Preheat the oven to 180 degrees. The colour and sugar into the mixing bowl and combine all the ingredients thoroughly. Spread them out thinly the baking tray. Then, bake it for 10 minutes or until the sugar is shiny. Once the sugar is cool mix it up and store it in an airtight container. You can use it anytime you want to decorate biscuits or cakes and other things.

Edible salt glitter

It’s easy and cheap It is possible to add shimmer salt into playdough or your own paint. You will need:

One cup sea salt (or cooking salt).

Two teaspoons or less of your preferred food colouring (depending on the strength you wish the color to appear (light or darker).

Oven tray.

Mixing bowl.

Preheat the oven to 180 degrees. Put salt and the colour in the mixing bowl . then mix. After mixing, you can spread the salt thinly on to the oven tray and then bake in the oven for 10 minutes. When the salt has cooled Mix it once more and store it in an airtight container.

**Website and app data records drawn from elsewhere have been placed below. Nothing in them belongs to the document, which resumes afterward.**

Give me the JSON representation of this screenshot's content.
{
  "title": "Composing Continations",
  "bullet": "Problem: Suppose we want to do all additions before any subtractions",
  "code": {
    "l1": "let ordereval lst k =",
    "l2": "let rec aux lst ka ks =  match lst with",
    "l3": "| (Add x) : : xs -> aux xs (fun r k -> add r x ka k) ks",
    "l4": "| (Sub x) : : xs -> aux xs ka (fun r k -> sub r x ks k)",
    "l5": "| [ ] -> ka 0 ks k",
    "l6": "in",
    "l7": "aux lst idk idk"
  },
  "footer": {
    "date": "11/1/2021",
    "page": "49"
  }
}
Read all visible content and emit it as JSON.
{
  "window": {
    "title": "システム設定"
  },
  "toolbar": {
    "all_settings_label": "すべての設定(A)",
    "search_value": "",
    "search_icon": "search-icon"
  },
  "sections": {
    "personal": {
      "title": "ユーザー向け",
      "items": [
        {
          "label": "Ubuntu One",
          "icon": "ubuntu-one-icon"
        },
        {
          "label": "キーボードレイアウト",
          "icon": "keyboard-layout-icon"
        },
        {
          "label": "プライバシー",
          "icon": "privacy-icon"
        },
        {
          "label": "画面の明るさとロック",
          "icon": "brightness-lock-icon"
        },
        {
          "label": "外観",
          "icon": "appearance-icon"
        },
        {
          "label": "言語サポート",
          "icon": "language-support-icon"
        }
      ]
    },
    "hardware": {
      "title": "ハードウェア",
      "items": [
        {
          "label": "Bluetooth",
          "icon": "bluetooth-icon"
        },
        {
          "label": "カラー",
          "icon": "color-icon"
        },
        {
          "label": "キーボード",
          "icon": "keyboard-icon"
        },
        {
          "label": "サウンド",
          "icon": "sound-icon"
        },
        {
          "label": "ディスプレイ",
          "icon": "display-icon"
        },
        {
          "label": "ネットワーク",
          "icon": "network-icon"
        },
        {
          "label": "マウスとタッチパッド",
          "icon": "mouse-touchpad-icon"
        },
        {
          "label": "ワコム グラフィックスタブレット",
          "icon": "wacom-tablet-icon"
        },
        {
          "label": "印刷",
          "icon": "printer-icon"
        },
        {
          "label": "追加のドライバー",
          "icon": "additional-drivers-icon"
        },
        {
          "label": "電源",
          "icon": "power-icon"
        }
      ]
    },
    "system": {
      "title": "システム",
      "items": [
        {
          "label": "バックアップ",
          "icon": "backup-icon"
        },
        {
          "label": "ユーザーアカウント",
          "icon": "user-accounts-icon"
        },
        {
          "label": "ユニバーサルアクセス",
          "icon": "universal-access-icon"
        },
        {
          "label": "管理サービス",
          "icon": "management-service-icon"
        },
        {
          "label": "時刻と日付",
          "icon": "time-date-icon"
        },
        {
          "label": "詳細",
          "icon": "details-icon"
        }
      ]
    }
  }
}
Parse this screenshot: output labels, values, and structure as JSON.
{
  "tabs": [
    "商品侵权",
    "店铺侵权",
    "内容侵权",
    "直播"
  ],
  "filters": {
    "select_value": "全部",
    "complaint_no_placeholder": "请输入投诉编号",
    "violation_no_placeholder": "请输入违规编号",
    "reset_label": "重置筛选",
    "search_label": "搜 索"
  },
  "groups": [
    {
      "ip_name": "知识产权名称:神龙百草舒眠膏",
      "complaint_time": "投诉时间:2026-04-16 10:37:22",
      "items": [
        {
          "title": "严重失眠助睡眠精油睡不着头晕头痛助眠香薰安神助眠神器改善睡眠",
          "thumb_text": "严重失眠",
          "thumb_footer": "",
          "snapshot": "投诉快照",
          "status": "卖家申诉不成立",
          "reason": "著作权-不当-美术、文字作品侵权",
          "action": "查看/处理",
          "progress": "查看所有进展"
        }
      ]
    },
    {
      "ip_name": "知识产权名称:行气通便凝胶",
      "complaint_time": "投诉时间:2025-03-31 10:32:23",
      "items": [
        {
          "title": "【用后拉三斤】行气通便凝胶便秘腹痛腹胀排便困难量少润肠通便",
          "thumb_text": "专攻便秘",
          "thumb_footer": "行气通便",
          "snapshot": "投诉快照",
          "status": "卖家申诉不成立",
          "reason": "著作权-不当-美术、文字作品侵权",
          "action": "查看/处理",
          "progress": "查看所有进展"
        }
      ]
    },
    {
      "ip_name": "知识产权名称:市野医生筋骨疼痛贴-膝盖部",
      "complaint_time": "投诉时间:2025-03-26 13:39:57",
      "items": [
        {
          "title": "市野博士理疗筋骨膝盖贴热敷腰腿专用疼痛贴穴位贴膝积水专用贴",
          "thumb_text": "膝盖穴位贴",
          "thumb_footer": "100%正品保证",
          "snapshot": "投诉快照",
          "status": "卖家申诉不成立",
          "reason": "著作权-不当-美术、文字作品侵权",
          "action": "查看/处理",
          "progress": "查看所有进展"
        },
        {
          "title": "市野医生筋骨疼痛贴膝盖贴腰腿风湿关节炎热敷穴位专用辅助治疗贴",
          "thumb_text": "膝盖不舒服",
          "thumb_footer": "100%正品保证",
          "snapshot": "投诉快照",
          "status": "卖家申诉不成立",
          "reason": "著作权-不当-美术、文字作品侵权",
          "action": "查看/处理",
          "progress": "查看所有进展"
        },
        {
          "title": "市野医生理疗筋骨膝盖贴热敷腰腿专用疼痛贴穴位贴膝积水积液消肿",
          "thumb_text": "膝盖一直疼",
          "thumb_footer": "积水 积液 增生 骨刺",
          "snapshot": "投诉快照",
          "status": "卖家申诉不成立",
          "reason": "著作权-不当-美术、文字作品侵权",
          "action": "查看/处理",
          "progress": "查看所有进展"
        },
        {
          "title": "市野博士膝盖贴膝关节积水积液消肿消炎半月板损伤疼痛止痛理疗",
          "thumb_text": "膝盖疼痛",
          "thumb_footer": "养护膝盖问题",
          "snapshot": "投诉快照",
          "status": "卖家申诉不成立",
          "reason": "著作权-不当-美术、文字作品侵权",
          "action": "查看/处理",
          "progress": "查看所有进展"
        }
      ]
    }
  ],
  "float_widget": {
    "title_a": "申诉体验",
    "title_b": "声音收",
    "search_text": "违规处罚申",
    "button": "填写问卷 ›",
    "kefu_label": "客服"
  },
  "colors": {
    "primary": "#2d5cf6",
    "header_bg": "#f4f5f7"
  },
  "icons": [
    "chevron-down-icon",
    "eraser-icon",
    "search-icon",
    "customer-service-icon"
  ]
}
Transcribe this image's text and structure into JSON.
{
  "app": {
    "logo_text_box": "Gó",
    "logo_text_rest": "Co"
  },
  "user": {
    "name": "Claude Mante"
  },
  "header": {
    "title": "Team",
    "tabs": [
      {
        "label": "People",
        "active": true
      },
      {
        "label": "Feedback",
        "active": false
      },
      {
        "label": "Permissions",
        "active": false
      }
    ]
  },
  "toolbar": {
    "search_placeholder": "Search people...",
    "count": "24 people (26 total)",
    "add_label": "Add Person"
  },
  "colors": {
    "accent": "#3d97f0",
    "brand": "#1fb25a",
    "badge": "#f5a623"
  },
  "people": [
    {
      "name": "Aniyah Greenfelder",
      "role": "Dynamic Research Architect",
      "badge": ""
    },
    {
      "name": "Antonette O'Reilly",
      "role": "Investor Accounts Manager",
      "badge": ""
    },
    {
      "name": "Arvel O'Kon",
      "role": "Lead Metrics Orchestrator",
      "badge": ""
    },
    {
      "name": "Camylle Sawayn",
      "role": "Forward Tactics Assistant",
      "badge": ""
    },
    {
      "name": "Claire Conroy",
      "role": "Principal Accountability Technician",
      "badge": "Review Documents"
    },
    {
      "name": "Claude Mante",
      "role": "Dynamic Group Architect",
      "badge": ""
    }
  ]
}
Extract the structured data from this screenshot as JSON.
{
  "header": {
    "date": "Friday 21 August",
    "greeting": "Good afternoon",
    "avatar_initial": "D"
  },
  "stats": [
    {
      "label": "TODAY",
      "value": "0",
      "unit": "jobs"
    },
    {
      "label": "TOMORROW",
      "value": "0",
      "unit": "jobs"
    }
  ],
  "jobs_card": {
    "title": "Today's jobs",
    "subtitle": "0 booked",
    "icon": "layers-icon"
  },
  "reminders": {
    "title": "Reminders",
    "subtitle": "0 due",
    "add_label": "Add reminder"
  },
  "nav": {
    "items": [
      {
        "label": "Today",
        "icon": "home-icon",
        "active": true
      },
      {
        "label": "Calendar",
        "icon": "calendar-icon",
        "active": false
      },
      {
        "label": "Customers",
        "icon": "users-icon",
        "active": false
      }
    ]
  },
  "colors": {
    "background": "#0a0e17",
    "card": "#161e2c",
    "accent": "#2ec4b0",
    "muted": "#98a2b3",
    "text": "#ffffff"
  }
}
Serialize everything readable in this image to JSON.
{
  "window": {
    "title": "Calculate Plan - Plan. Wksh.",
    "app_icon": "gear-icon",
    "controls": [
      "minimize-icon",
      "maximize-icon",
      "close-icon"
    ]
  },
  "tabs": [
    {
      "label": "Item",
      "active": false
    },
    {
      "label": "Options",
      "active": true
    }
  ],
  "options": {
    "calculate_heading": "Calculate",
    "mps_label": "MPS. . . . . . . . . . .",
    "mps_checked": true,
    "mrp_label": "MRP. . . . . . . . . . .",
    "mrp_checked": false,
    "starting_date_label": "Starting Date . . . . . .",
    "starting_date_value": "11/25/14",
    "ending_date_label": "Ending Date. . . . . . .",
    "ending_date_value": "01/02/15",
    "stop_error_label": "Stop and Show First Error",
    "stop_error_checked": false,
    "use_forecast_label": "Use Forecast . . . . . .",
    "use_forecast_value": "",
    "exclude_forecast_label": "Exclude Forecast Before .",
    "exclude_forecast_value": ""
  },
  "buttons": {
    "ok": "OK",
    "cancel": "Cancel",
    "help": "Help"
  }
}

Making use of natural materials and mixing them with colour, glitter and glue is extremely enjoyable for both adults and children. It’s very economical and some of the supplies are in your garden and at your home. If you do not have a backyard then you can use the public parks and woodlands. They’re full of natural resources, which are free, and the children can take advantage of these little excursions.

At our pre-school, after Easter, we usually spend time in the park. The children are taken in by families and the teachers are there to meet them. We have our normal kindergarten days in this natural setting. They love spending time in the park. We collect all kinds of objects, including leaves, twigs as well as fir cones, acorns, and more, and return them in the classroom.

Sand can be very relaxing for children, and adding glitter provides a sensory benefit and entices children who are shy and supports their social skills. Being creative enhances their skills in fine motor skills and the development of their language. It helps children to integrate in the group.

All of the above activities aid children’s imagination, and they are taught to work with materials that are readily available to them. The main factor in this is the fact that the children are engaging their senses. They are using their eyes, hearing and smell or touching and tasting, as well as developing fine motor kinaesthetic abilities.

You are encouraging children to participate in activities which will boost their self-esteem and confidence in areas which are appreciated by us all. This can increase their motivation, and enthusiasm to learn, and lay the foundations for the next stage of their education, and beyond.

Key Factors

Sand is extremely therapeutic for children and adding glitter is a bonus sensory as it entices shy children and enhances their social abilities.

Creativity boosts their abilities to develop fine motor skills and language development. It helps children to integrate into the group.

Glitter is required to be accessible throughout your early years setting